Published online May 7, 2014. doi: 10.3748/wjg.v20.i17.4987
Revised: December 21, 2013
Accepted: February 17, 2014
Published online: May 7, 2014
AIM: To compare prevalence rates of non-alcoholic fatty liver disease (NAFLD) between Hispanics of Mexican origin and Hispanics of Dominican and Puerto Rican origin.
METHODS: We evaluated prevalence rates of NAFLD between the two largest sub-populations of Hispanics in the United States; Hispanics of Mexican origin and Hispanics of Caribbean origin (Dominican and Puerto Rican), in the multi-ethnic study of atherosclerosis (MESA) cohort. MESA is a large, population based, multi-center cohort study comprised of 6814 healthy Caucasian, African-American, Hispanic, and Asian men and women aged 45-84. We utilized the baseline serum, anthropometric and radiographic measurements obtained between 2000 and 2002. NAFLD was measured via computed tomography scan and was defined as liver/spleen attenuation ratio < 1.
RESULTS: There were 788 Hispanic participants included in the study after exclusions. The prevalence of NAFLD was 29% (n = 225). Hispanics of Mexican origin had a significantly higher prevalence of NAFLD (33%), compared to Hispanics of Dominican origin (16%), (P < 0.01) and Hispanics of Puerto Rican origin (18%), (P < 0.01). After controlling for age, sex, BMI, waist circumference, hypertension, serum HDL, triglyceride and CRP level and insulin resistance, Hispanics of Mexican origin remained significantly more likely to have NAFLD than those of Dominican and Puerto Rican origin.

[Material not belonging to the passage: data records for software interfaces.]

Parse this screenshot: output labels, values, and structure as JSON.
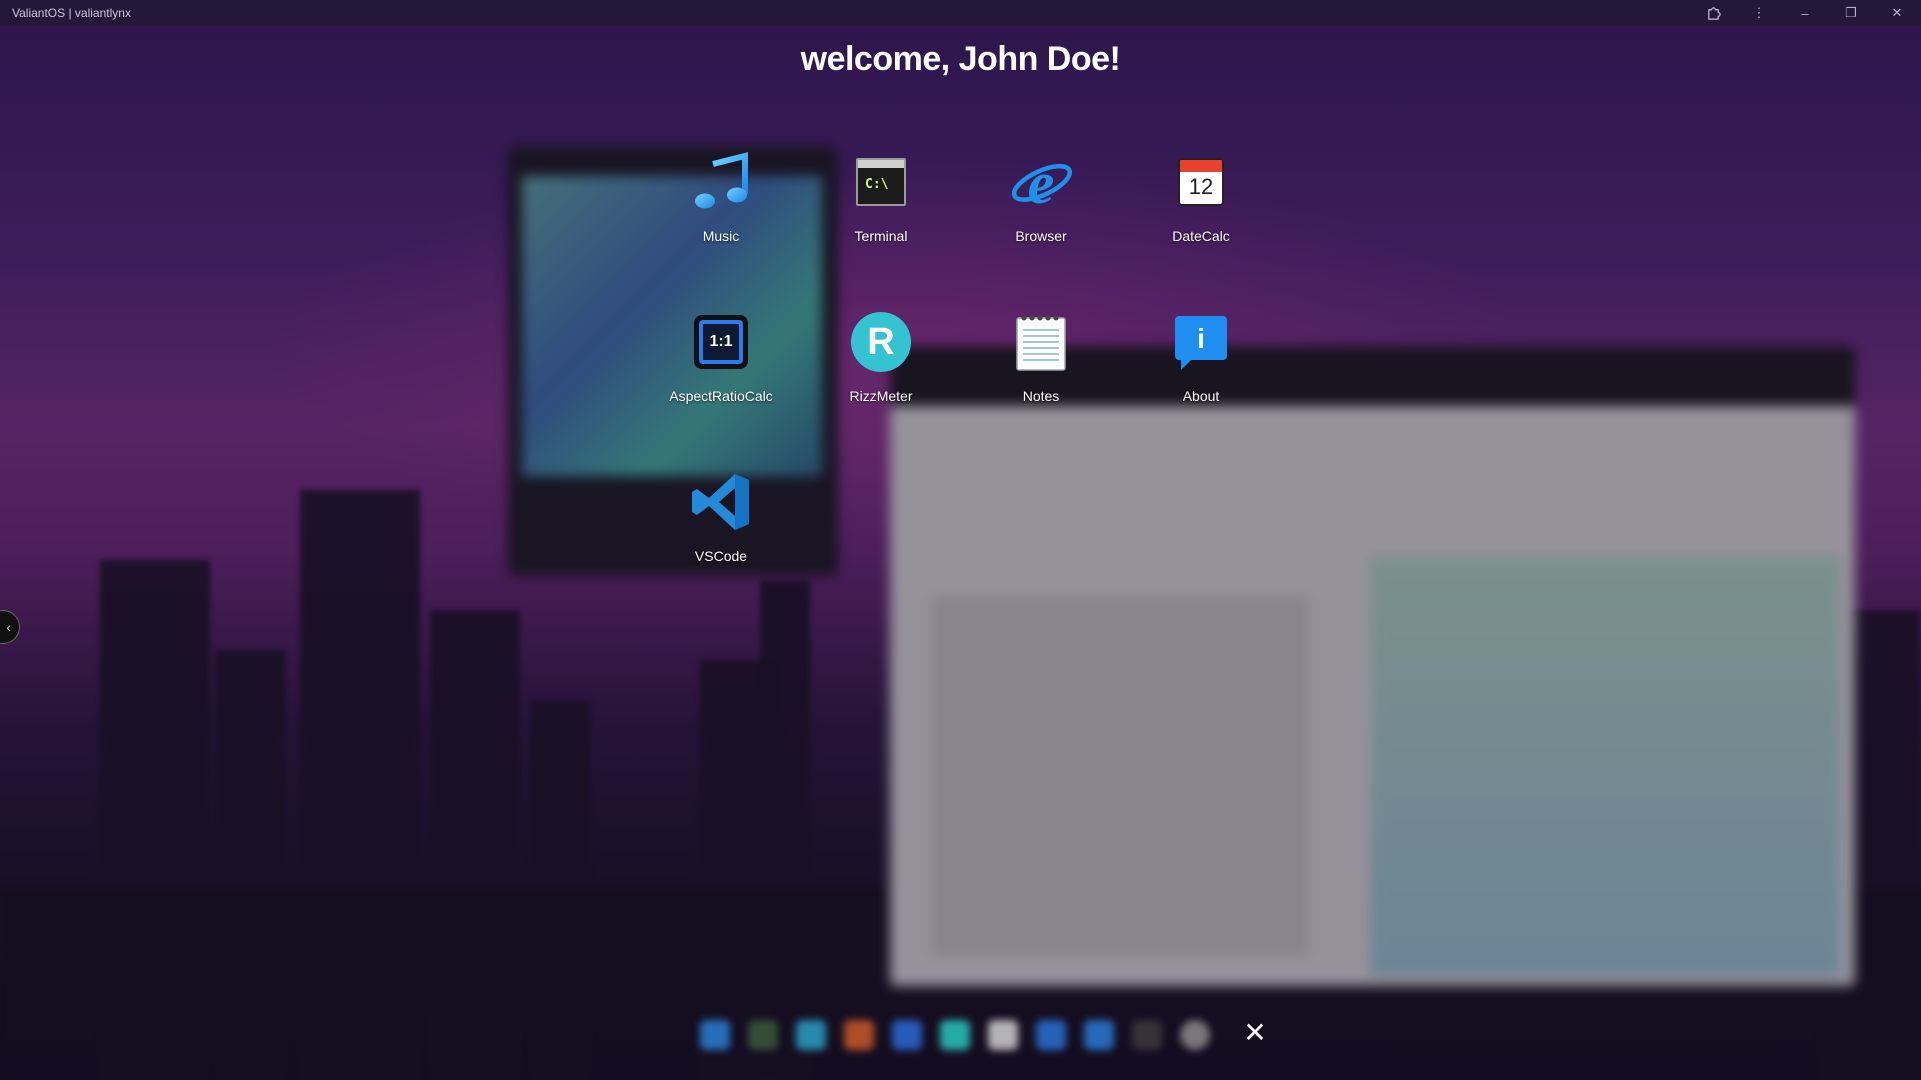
{
  "window": {
    "title": "ValiantOS | valiantlynx",
    "controls": {
      "extension_icon": "puzzle-icon",
      "menu_icon": "⋮",
      "minimize_icon": "–",
      "restore_icon": "❐",
      "close_icon": "✕"
    }
  },
  "welcome": {
    "text": "welcome, John Doe!"
  },
  "apps": [
    {
      "label": "Music",
      "icon": "music-note-icon"
    },
    {
      "label": "Terminal",
      "icon": "terminal-icon",
      "icon_text": "C:\\"
    },
    {
      "label": "Browser",
      "icon": "browser-e-icon"
    },
    {
      "label": "DateCalc",
      "icon": "calendar-icon",
      "icon_text": "12"
    },
    {
      "label": "AspectRatioCalc",
      "icon": "aspect-ratio-icon",
      "icon_text": "1:1"
    },
    {
      "label": "RizzMeter",
      "icon": "rizz-icon",
      "icon_text": "R"
    },
    {
      "label": "Notes",
      "icon": "notepad-icon"
    },
    {
      "label": "About",
      "icon": "info-icon",
      "icon_text": "i"
    },
    {
      "label": "VSCode",
      "icon": "vscode-icon"
    }
  ],
  "overlay": {
    "close_icon": "✕",
    "side_handle_icon": "‹"
  },
  "colors": {
    "accent_blue": "#1e90e8",
    "teal": "#35c3d1",
    "title_bar": "#241737"
  }
}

CONCLUSION: United States Hispanics of Mexican origin have a significantly higher prevalence of NAFLD when compared to United States Hispanics of Dominican or Puerto Rican origin after controlling for known risk factors. Care should be taken when performing risk assessment in Hispanic populations not to make assumptions of homogeneity.

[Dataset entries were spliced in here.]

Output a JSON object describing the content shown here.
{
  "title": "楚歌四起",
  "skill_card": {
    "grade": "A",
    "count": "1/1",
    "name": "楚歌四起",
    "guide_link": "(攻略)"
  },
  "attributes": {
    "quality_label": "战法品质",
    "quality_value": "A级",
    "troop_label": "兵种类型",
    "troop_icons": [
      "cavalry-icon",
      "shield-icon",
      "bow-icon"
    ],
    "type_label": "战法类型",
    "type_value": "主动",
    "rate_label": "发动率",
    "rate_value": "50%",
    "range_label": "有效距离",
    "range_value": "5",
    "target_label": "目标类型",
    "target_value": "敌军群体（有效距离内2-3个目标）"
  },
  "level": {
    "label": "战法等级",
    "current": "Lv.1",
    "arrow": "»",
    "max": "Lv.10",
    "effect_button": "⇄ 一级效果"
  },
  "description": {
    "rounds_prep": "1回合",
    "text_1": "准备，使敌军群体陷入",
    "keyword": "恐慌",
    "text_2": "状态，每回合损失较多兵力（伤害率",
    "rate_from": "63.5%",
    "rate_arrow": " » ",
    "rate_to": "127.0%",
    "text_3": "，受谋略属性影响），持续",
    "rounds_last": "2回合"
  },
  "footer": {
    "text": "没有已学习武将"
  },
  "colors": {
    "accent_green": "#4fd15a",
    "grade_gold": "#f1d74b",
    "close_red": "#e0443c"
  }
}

Core tip: Hispanics have a significantly higher prevalence of non-alcoholic fatty liver disease (NAFLD) and evidence of more advanced disease when compared to other ethnic groups. As a consequence it has been proposed that clinicians perform biopsies on Hispanics diagnosed with NAFLD given the increased of fibrosis development. Most of the studies examining Hispanics with NAFLD evaluated those of Mexican descent. It is unknown if this increased propensity to develop NAFLD is uniform among all people classified as Hispanics or if certain subpopulations are at higher risk. This study aims to compare the prevalence rates of NAFLD between US Hispanic subgroups.